INPUT FOR THIS TASK:
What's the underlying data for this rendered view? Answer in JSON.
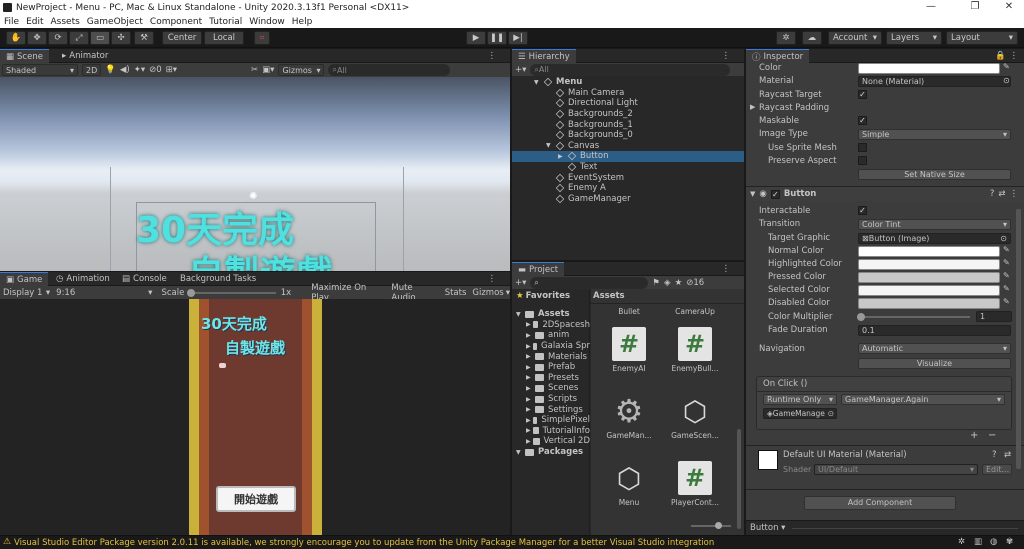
{
  "window": {
    "title": "NewProject - Menu - PC, Mac & Linux Standalone - Unity 2020.3.13f1 Personal <DX11>",
    "min": "—",
    "max": "❐",
    "close": "✕"
  },
  "menu": [
    "File",
    "Edit",
    "Assets",
    "GameObject",
    "Component",
    "Tutorial",
    "Window",
    "Help"
  ],
  "toolbar": {
    "pivot": "Center",
    "space": "Local",
    "account": "Account",
    "layers": "Layers",
    "layout": "Layout"
  },
  "scene": {
    "tabs": [
      "Scene",
      "Animator"
    ],
    "shading": "Shaded",
    "mode2d": "2D",
    "hidden_count": "0",
    "gizmos": "Gizmos",
    "search_placeholder": "All",
    "title_text": "30天完成",
    "title_text2": "自製遊戲"
  },
  "game": {
    "tabs": [
      "Game",
      "Animation",
      "Console",
      "Background Tasks"
    ],
    "display": "Display 1",
    "aspect": "9:16",
    "scale_label": "Scale",
    "scale_value": "1x",
    "buttons": [
      "Maximize On Play",
      "Mute Audio",
      "Stats",
      "Gizmos"
    ],
    "title1": "30天完成",
    "title2": "自製遊戲",
    "start_button": "開始遊戲"
  },
  "hierarchy": {
    "tab": "Hierarchy",
    "search_placeholder": "All",
    "items": [
      {
        "label": "Menu",
        "depth": 0,
        "arrow": "▼",
        "bold": true
      },
      {
        "label": "Main Camera",
        "depth": 1
      },
      {
        "label": "Directional Light",
        "depth": 1
      },
      {
        "label": "Backgrounds_2",
        "depth": 1
      },
      {
        "label": "Backgrounds_1",
        "depth": 1
      },
      {
        "label": "Backgrounds_0",
        "depth": 1
      },
      {
        "label": "Canvas",
        "depth": 1,
        "arrow": "▼"
      },
      {
        "label": "Button",
        "depth": 2,
        "arrow": "▶",
        "selected": true
      },
      {
        "label": "Text",
        "depth": 2
      },
      {
        "label": "EventSystem",
        "depth": 1
      },
      {
        "label": "Enemy A",
        "depth": 1
      },
      {
        "label": "GameManager",
        "depth": 1
      }
    ]
  },
  "project": {
    "tab": "Project",
    "count": "16",
    "favorites": "Favorites",
    "assets_header": "Assets",
    "tree": [
      {
        "label": "Assets",
        "depth": 0,
        "bold": true
      },
      {
        "label": "2DSpacesh",
        "depth": 1
      },
      {
        "label": "anim",
        "depth": 1
      },
      {
        "label": "Galaxia Spr",
        "depth": 1
      },
      {
        "label": "Materials",
        "depth": 1
      },
      {
        "label": "Prefab",
        "depth": 1
      },
      {
        "label": "Presets",
        "depth": 1
      },
      {
        "label": "Scenes",
        "depth": 1
      },
      {
        "label": "Scripts",
        "depth": 1
      },
      {
        "label": "Settings",
        "depth": 1
      },
      {
        "label": "SimplePixel",
        "depth": 1
      },
      {
        "label": "TutorialInfo",
        "depth": 1
      },
      {
        "label": "Vertical 2D",
        "depth": 1
      },
      {
        "label": "Packages",
        "depth": 0,
        "bold": true
      }
    ],
    "grid_top": [
      "Bullet",
      "CameraUp"
    ],
    "grid": [
      {
        "label": "EnemyAI",
        "kind": "cs"
      },
      {
        "label": "EnemyBull...",
        "kind": "cs"
      },
      {
        "label": "GameMan...",
        "kind": "gear"
      },
      {
        "label": "GameScen...",
        "kind": "unity"
      },
      {
        "label": "Menu",
        "kind": "unity"
      },
      {
        "label": "PlayerCont...",
        "kind": "cs"
      }
    ]
  },
  "inspector": {
    "tab": "Inspector",
    "image": {
      "color_label": "Color",
      "material_label": "Material",
      "material_value": "None (Material)",
      "raycast_target": "Raycast Target",
      "raycast_padding": "Raycast Padding",
      "maskable": "Maskable",
      "image_type_label": "Image Type",
      "image_type_value": "Simple",
      "use_sprite_mesh": "Use Sprite Mesh",
      "preserve_aspect": "Preserve Aspect",
      "set_native_size": "Set Native Size"
    },
    "button": {
      "header": "Button",
      "interactable": "Interactable",
      "transition_label": "Transition",
      "transition_value": "Color Tint",
      "target_graphic_label": "Target Graphic",
      "target_graphic_value": "Button (Image)",
      "normal_color": "Normal Color",
      "highlighted_color": "Highlighted Color",
      "pressed_color": "Pressed Color",
      "selected_color": "Selected Color",
      "disabled_color": "Disabled Color",
      "color_multiplier": "Color Multiplier",
      "color_multiplier_value": "1",
      "fade_duration": "Fade Duration",
      "fade_duration_value": "0.1",
      "navigation_label": "Navigation",
      "navigation_value": "Automatic",
      "visualize": "Visualize",
      "onclick": "On Click ()",
      "runtime": "Runtime Only",
      "function": "GameManager.Again",
      "object": "GameManage",
      "plus": "+",
      "minus": "−"
    },
    "material": {
      "name": "Default UI Material (Material)",
      "shader_label": "Shader",
      "shader_value": "UI/Default",
      "edit": "Edit..."
    },
    "add_component": "Add Component",
    "footer": "Button ▾"
  },
  "status": {
    "message": "Visual Studio Editor Package version 2.0.11 is available, we strongly encourage you to update from the Unity Package Manager for a better Visual Studio integration"
  }
}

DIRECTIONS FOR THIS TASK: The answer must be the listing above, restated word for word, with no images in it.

SOLUTION FOR THIS EXERCISE:
What's the underlying data for this rendered view? Answer in JSON.
{
  "window": {
    "title": "NewProject - Menu - PC, Mac & Linux Standalone - Unity 2020.3.13f1 Personal <DX11>",
    "min": "—",
    "max": "❐",
    "close": "✕"
  },
  "menu": [
    "File",
    "Edit",
    "Assets",
    "GameObject",
    "Component",
    "Tutorial",
    "Window",
    "Help"
  ],
  "toolbar": {
    "pivot": "Center",
    "space": "Local",
    "account": "Account",
    "layers": "Layers",
    "layout": "Layout"
  },
  "scene": {
    "tabs": [
      "Scene",
      "Animator"
    ],
    "shading": "Shaded",
    "mode2d": "2D",
    "hidden_count": "0",
    "gizmos": "Gizmos",
    "search_placeholder": "All",
    "title_text": "30天完成",
    "title_text2": "自製遊戲"
  },
  "game": {
    "tabs": [
      "Game",
      "Animation",
      "Console",
      "Background Tasks"
    ],
    "display": "Display 1",
    "aspect": "9:16",
    "scale_label": "Scale",
    "scale_value": "1x",
    "buttons": [
      "Maximize On Play",
      "Mute Audio",
      "Stats",
      "Gizmos"
    ],
    "title1": "30天完成",
    "title2": "自製遊戲",
    "start_button": "開始遊戲"
  },
  "hierarchy": {
    "tab": "Hierarchy",
    "search_placeholder": "All",
    "items": [
      {
        "label": "Menu",
        "depth": 0,
        "arrow": "▼",
        "bold": true
      },
      {
        "label": "Main Camera",
        "depth": 1
      },
      {
        "label": "Directional Light",
        "depth": 1
      },
      {
        "label": "Backgrounds_2",
        "depth": 1
      },
      {
        "label": "Backgrounds_1",
        "depth": 1
      },
      {
        "label": "Backgrounds_0",
        "depth": 1
      },
      {
        "label": "Canvas",
        "depth": 1,
        "arrow": "▼"
      },
      {
        "label": "Button",
        "depth": 2,
        "arrow": "▶",
        "selected": true
      },
      {
        "label": "Text",
        "depth": 2
      },
      {
        "label": "EventSystem",
        "depth": 1
      },
      {
        "label": "Enemy A",
        "depth": 1
      },
      {
        "label": "GameManager",
        "depth": 1
      }
    ]
  },
  "project": {
    "tab": "Project",
    "count": "16",
    "favorites": "Favorites",
    "assets_header": "Assets",
    "tree": [
      {
        "label": "Assets",
        "depth": 0,
        "bold": true
      },
      {
        "label": "2DSpacesh",
        "depth": 1
      },
      {
        "label": "anim",
        "depth": 1
      },
      {
        "label": "Galaxia Spr",
        "depth": 1
      },
      {
        "label": "Materials",
        "depth": 1
      },
      {
        "label": "Prefab",
        "depth": 1
      },
      {
        "label": "Presets",
        "depth": 1
      },
      {
        "label": "Scenes",
        "depth": 1
      },
      {
        "label": "Scripts",
        "depth": 1
      },
      {
        "label": "Settings",
        "depth": 1
      },
      {
        "label": "SimplePixel",
        "depth": 1
      },
      {
        "label": "TutorialInfo",
        "depth": 1
      },
      {
        "label": "Vertical 2D",
        "depth": 1
      },
      {
        "label": "Packages",
        "depth": 0,
        "bold": true
      }
    ],
    "grid_top": [
      "Bullet",
      "CameraUp"
    ],
    "grid": [
      {
        "label": "EnemyAI",
        "kind": "cs"
      },
      {
        "label": "EnemyBull...",
        "kind": "cs"
      },
      {
        "label": "GameMan...",
        "kind": "gear"
      },
      {
        "label": "GameScen...",
        "kind": "unity"
      },
      {
        "label": "Menu",
        "kind": "unity"
      },
      {
        "label": "PlayerCont...",
        "kind": "cs"
      }
    ]
  },
  "inspector": {
    "tab": "Inspector",
    "image": {
      "color_label": "Color",
      "material_label": "Material",
      "material_value": "None (Material)",
      "raycast_target": "Raycast Target",
      "raycast_padding": "Raycast Padding",
      "maskable": "Maskable",
      "image_type_label": "Image Type",
      "image_type_value": "Simple",
      "use_sprite_mesh": "Use Sprite Mesh",
      "preserve_aspect": "Preserve Aspect",
      "set_native_size": "Set Native Size"
    },
    "button": {
      "header": "Button",
      "interactable": "Interactable",
      "transition_label": "Transition",
      "transition_value": "Color Tint",
      "target_graphic_label": "Target Graphic",
      "target_graphic_value": "Button (Image)",
      "normal_color": "Normal Color",
      "highlighted_color": "Highlighted Color",
      "pressed_color": "Pressed Color",
      "selected_color": "Selected Color",
      "disabled_color": "Disabled Color",
      "color_multiplier": "Color Multiplier",
      "color_multiplier_value": "1",
      "fade_duration": "Fade Duration",
      "fade_duration_value": "0.1",
      "navigation_label": "Navigation",
      "navigation_value": "Automatic",
      "visualize": "Visualize",
      "onclick": "On Click ()",
      "runtime": "Runtime Only",
      "function": "GameManager.Again",
      "object": "GameManage",
      "plus": "+",
      "minus": "−"
    },
    "material": {
      "name": "Default UI Material (Material)",
      "shader_label": "Shader",
      "shader_value": "UI/Default",
      "edit": "Edit..."
    },
    "add_component": "Add Component",
    "footer": "Button ▾"
  },
  "status": {
    "message": "Visual Studio Editor Package version 2.0.11 is available, we strongly encourage you to update from the Unity Package Manager for a better Visual Studio integration"
  }
}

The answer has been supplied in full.